Diatribes of a Knucklehead 160115
During 2006 I was assigned as the Marine 1st Sgt for the Inspector Instructor (I-I) Staff on Hunter Army Airfield, Savannah Georgia. I was also attending Saint Leo University at night. I had just finished my first version of my book, “Surviving Combat Handbook.” My accounting professor somehow knew about my book; but he never let on.
One Sunday afternoon my professor called me on my government cell phone. He told me about a young 3rd Infantry Division soldier from his church that was having major issues with combat stress. He had been through every level of medical care available on Fort Stewart’s to include psychologist and psychiatrists. His family was concerned he was on the brink of suicide. My professor asked if I could speak to the young soldier the same afternoon. I told my wife about the situation and as usual she understood me not being around; this time for a very good reason.
I went to the RTC (Reserve Training Center) got into uniform and waited for the soldier to show up. I met the specialist outside and he did not look happy to see me. He was a specialist (E-4) and I was a not just a 1stSgt, but a Marine 1st Sgt. He did not want to talk. After a while I got him to tell me that he had been to Iraq and we started talking about common places and once he realized I was also an infantryman, who had served in the same areas (at different times) he started to talk a little.
To be totally honest, about three hours into getting nowhere I started getting a little frustrated. I looked at this young warrior slouched in the chair not making eye contact:
Me: Hey soldier, what is it? I knew there might be many reasons for your anxiety, but I will bet there is one story that stands out. What is it?
Spc: 1stSgt, we did a lot of stuff over there. But, the worst was the day we killed a bunch of women and children. I should say we murdered them.
Me: (in shock at what I just heard) Excuse me? Explain?
Spc: We were working a VCP (Vehicle Check Point) when civilian bus came barreling down the road and ignored our signs ordering traffic to slowdown and our stop signs. (The soldier stopped talking and was breathing rapidly). Then he said; So, what did we do? We lit it up with machineguns and other small arms fire. The bus came to a halt and we closed on it slowly; still worried it was a VBIED. When we got there we found a male driver and bus full of what appeared to be non-combatants. They were all dead or dying.
Me: So. Where is the Murder part?
Spc: I juts told you 1stSgt; we killed a bus filled with noncombatants, that is murder!
Me: NO, murder required premeditation. Did you know the bus was filled with noncombatants?
Spc: No sir.
Me: Did you tell the driver to NOT slow down or stop for the signs in his language that clearly told him to do so? Remember, every other car you had encountered at the checkpoint figured it out; therefore he is partially responsible.

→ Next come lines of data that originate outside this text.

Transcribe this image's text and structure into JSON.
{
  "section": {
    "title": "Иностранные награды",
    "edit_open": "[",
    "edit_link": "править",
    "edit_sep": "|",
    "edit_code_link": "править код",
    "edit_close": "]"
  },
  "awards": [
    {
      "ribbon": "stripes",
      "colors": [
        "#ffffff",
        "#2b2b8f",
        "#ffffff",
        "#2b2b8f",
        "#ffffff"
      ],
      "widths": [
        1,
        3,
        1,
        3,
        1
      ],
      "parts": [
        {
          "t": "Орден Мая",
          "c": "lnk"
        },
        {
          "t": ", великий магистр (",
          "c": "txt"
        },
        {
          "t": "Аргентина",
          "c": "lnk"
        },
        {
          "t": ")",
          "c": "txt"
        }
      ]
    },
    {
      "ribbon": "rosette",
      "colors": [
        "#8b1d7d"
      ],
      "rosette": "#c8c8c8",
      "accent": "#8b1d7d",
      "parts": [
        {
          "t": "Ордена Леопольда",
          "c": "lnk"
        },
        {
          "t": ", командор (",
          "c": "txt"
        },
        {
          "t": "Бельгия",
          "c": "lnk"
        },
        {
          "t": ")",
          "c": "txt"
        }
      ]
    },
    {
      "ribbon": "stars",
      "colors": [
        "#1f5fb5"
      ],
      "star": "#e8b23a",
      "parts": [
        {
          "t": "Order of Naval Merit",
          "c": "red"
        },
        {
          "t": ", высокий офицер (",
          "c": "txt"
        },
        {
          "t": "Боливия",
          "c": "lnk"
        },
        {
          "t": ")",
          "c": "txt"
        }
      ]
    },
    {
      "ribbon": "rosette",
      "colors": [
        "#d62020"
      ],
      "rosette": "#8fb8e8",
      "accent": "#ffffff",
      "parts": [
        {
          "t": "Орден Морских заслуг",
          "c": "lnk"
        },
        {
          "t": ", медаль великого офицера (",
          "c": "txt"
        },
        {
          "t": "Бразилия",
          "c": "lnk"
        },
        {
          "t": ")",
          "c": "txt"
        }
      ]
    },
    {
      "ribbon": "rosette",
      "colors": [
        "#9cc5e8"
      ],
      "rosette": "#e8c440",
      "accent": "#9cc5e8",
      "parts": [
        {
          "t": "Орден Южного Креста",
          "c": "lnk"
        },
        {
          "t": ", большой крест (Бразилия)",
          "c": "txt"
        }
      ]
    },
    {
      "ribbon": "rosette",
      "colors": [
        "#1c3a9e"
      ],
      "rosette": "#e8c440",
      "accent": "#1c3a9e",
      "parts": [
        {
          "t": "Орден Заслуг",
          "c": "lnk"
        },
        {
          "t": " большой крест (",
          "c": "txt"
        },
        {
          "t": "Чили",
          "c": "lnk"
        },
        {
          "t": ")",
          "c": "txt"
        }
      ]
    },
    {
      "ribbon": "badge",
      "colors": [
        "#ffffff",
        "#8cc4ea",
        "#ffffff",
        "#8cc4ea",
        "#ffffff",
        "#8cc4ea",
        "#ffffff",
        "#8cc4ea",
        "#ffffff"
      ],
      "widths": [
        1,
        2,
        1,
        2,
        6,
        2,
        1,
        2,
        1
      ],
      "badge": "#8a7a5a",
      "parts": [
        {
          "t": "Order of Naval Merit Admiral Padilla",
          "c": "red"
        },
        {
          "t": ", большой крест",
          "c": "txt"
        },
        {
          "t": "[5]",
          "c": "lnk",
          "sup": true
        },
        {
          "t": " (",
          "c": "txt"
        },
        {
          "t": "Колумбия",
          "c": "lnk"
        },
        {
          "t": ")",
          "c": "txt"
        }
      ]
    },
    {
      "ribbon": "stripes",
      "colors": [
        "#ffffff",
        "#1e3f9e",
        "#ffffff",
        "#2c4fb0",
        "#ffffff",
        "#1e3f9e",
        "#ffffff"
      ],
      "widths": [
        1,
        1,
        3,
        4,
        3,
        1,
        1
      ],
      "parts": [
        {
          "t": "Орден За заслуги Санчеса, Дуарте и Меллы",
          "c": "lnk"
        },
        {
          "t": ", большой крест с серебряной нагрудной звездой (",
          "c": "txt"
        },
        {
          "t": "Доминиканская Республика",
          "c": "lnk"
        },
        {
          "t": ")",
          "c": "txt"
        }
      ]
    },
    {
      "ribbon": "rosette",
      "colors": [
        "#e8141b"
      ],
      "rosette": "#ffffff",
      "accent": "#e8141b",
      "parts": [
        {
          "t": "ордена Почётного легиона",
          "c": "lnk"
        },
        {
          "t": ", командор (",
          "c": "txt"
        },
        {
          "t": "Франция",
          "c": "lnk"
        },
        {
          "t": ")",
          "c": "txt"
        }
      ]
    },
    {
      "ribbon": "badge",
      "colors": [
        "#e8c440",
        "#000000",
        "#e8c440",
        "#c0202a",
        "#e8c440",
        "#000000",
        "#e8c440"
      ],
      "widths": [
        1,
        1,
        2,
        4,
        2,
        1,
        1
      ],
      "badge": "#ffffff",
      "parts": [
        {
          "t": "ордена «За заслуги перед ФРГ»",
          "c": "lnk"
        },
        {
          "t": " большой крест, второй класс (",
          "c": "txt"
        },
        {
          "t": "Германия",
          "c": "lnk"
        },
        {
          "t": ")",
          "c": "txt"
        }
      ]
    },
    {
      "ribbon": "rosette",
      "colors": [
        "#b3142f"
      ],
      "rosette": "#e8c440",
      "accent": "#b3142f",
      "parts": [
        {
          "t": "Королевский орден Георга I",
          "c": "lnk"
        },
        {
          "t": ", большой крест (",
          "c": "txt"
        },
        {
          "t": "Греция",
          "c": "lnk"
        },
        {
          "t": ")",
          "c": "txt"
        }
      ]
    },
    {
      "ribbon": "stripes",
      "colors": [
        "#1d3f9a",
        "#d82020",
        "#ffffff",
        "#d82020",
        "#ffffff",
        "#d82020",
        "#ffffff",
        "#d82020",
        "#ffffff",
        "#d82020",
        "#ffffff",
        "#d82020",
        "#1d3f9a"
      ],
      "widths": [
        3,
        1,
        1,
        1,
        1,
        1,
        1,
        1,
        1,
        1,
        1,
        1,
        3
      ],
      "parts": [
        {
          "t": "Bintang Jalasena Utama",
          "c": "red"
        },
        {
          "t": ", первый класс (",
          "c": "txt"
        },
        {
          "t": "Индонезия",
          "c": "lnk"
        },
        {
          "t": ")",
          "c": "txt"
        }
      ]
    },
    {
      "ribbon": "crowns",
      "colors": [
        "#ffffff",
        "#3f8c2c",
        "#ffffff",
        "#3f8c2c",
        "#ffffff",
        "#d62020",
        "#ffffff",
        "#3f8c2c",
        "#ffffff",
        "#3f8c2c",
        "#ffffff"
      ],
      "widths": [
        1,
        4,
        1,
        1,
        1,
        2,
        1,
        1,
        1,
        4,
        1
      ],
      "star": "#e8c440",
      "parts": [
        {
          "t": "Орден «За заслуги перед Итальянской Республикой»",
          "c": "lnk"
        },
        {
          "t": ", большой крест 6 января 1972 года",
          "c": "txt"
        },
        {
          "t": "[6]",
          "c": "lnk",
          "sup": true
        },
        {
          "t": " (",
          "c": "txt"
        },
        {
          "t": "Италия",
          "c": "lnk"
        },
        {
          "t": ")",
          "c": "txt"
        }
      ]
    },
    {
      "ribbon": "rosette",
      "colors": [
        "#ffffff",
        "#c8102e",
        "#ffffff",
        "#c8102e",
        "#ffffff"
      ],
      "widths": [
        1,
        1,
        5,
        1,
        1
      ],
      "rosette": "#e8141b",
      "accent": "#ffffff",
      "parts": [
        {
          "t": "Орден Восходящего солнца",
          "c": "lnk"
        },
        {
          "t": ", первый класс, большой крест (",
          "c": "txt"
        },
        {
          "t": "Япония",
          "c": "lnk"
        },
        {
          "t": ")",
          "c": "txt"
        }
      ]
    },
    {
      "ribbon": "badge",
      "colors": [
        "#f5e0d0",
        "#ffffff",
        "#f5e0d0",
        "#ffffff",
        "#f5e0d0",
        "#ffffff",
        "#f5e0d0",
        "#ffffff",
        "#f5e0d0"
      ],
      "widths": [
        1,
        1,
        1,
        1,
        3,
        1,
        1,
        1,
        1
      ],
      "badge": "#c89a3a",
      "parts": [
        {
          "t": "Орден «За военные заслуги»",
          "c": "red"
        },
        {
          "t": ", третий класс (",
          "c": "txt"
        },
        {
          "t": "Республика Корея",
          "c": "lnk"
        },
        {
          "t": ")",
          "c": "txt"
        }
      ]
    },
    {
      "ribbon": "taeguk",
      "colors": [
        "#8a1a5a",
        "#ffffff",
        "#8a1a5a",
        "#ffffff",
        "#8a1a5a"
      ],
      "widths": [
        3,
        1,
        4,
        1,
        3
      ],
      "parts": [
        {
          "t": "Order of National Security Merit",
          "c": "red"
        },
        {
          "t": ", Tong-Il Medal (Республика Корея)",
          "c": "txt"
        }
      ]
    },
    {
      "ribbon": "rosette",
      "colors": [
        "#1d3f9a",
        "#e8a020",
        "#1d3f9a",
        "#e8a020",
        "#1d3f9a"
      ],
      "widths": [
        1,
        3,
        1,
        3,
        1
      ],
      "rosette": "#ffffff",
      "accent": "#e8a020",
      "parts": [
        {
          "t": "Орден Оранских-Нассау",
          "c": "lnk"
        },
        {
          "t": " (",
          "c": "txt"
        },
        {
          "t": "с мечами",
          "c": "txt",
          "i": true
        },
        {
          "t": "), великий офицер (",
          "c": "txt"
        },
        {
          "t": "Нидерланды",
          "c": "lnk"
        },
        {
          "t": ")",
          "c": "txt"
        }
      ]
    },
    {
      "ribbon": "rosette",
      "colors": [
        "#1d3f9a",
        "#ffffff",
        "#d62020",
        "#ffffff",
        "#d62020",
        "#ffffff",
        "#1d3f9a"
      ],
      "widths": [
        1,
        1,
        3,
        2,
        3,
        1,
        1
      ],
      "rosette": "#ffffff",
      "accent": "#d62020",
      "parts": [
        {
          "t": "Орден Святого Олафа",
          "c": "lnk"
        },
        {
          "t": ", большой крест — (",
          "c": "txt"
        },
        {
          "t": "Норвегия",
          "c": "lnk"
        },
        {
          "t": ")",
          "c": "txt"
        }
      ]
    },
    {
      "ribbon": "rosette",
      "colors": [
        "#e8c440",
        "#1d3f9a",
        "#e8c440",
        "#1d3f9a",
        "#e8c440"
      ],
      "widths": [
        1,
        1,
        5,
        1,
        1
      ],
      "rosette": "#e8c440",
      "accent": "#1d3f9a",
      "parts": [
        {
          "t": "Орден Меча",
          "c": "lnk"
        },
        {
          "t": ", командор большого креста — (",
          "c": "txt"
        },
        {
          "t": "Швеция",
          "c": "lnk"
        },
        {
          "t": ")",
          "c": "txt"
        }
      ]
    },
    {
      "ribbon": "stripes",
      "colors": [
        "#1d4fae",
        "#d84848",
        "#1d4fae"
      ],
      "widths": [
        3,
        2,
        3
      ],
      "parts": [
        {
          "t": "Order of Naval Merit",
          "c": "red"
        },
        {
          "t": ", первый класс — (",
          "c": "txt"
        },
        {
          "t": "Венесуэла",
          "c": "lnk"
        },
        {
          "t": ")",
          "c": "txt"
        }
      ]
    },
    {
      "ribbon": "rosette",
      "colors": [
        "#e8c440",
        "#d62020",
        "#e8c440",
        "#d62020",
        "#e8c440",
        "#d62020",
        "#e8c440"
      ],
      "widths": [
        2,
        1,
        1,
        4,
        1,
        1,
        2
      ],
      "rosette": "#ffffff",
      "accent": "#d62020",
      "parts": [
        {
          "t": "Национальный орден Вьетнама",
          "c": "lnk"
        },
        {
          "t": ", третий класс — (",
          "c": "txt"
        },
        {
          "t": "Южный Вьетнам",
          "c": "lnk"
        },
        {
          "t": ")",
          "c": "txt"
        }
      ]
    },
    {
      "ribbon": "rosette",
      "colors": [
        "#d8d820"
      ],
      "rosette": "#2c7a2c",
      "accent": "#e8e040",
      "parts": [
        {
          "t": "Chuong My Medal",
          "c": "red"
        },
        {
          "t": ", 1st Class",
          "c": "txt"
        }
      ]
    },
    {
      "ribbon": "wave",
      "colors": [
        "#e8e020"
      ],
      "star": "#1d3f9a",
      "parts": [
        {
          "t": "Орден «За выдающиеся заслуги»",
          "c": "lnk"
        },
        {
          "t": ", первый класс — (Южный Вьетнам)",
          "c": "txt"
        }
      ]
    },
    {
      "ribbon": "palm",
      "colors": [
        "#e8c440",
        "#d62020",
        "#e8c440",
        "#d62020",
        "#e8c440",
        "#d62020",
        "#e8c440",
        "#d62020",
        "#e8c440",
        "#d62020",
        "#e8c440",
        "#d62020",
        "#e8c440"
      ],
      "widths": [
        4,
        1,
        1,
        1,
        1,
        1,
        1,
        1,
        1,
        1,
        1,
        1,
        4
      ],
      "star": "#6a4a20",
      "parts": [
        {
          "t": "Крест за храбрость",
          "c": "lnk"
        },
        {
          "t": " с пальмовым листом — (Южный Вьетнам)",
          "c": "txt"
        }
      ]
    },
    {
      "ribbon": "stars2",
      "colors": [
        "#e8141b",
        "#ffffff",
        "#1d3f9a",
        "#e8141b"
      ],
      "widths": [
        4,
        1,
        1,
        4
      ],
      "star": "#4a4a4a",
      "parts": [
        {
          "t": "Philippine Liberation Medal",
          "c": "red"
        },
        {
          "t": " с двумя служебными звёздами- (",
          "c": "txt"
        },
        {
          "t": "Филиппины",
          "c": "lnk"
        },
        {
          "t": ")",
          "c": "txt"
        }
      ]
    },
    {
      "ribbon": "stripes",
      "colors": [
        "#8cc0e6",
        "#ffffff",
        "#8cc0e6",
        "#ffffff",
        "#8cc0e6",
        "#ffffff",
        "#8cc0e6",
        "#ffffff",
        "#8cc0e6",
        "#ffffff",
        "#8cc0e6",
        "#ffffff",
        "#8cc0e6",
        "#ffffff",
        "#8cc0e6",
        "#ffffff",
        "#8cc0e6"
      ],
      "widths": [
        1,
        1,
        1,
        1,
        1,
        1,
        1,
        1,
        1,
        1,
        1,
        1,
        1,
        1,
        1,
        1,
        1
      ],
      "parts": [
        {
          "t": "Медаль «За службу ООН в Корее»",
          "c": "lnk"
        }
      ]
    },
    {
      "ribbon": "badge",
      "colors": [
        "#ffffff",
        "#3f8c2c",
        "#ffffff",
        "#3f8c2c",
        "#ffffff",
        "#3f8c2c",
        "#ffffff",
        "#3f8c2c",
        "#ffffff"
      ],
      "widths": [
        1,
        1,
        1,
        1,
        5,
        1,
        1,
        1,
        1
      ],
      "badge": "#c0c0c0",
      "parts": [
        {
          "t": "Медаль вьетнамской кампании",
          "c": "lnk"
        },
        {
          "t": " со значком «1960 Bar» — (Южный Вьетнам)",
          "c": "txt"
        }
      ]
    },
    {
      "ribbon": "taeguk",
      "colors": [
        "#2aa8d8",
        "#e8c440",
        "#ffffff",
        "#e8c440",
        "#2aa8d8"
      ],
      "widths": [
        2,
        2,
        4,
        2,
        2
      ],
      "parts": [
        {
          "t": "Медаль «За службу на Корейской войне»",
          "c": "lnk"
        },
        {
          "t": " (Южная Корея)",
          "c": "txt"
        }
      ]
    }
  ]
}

Spc: But, they were noncombatants…..
Me: Stop – specialist. Listen to me. If you and your friends did not know the bus was filled with non-combatants you could not have committed murder here. There was no premeditation. What if it had been a VBIED and you did not do your job? Maybe you would be upset your friend died because you did not do your job. War is terrible and unfortunately innocent people die; there is no way around it.
Spc: (For the first time in four hours, he sat up straight, almost smiled). You know 1stSgt, you are the first person to explain to me that I am not a murderer. I wanted to die, because I just could not handle the fact that I was a murderer. Not one of my leaders, or doctors, psychologists or even my psychiatrist has helped me through this.
Me: Did you tell them this story?
Spc: No sir; they never asked.
Over the years I learned from Navy Corpsman, Navy IDCs (Independent Duty Corpsman), Recon Docs, and Army 18Ds that you must always look for the exit wound and any other injuries. The wound that looks the worst might distract you from the biggest threat. Over the last year this young warrior had been receiving superficial mental health treatment from some of the best mental health people in the world; yet it took a simpleton like me little effort to figure it.
In the end, the soldier looked my straight in the eyes, shook my hand with both of his hands and said thank you sir. He then gave me a big man hug and ditty bopped out to the waiting car.
My professor called me a few hours later and said: “What did you do to this kid? He is almost normal again, for the first time since he returned from Iraq. He is eating, laughing, joking and is a pleasure to be around again. Thank you, thank you, thank you….”
I said: you are welcome. Does this mean I get an A? He laughed and said, if you earn it. Thank you again. FYI, I did earn the A.
In sum, we all need to start looking for the psychological exit wounds in our friends and ourselves. Death from a thousand cuts is still death, but it is a long slow death. We need to patch our wounds as we detect them.
Remember, loneliness kills, look out for your friends just like you did in combat.